(AVAILABLE RECORDS Opens)

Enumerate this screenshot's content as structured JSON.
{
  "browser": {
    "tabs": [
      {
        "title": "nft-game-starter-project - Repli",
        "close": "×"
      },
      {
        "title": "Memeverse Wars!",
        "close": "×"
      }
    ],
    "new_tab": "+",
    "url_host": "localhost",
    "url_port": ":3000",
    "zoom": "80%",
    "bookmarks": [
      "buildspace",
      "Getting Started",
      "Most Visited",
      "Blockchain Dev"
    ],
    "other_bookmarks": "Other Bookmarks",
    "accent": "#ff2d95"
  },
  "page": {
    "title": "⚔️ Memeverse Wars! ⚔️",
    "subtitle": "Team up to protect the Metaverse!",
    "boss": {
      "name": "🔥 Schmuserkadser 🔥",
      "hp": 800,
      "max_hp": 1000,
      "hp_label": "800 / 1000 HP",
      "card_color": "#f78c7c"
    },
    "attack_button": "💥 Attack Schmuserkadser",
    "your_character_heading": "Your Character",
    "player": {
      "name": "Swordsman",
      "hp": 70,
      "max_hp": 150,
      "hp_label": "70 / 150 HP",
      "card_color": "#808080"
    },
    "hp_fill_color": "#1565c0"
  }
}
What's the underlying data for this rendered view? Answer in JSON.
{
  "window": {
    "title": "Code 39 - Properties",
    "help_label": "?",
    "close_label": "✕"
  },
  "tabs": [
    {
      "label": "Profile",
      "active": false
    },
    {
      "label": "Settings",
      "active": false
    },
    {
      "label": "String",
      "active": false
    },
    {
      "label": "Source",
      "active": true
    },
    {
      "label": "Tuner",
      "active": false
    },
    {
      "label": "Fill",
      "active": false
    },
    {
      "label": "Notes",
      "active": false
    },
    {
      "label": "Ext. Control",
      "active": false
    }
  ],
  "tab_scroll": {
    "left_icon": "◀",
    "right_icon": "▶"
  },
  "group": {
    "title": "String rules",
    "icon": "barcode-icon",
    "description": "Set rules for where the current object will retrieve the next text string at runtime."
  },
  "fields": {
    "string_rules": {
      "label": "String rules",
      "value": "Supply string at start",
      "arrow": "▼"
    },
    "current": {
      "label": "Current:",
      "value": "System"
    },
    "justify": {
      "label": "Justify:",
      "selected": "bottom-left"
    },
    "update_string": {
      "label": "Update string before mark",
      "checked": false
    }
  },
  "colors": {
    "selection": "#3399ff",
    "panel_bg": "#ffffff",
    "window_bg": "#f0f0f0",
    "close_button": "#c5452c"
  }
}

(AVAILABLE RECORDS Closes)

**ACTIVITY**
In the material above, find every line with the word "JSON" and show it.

**PROBLEM SOLUTION**
Enumerate this screenshot's content as structured JSON.
What's the underlying data for this rendered view? Answer in JSON.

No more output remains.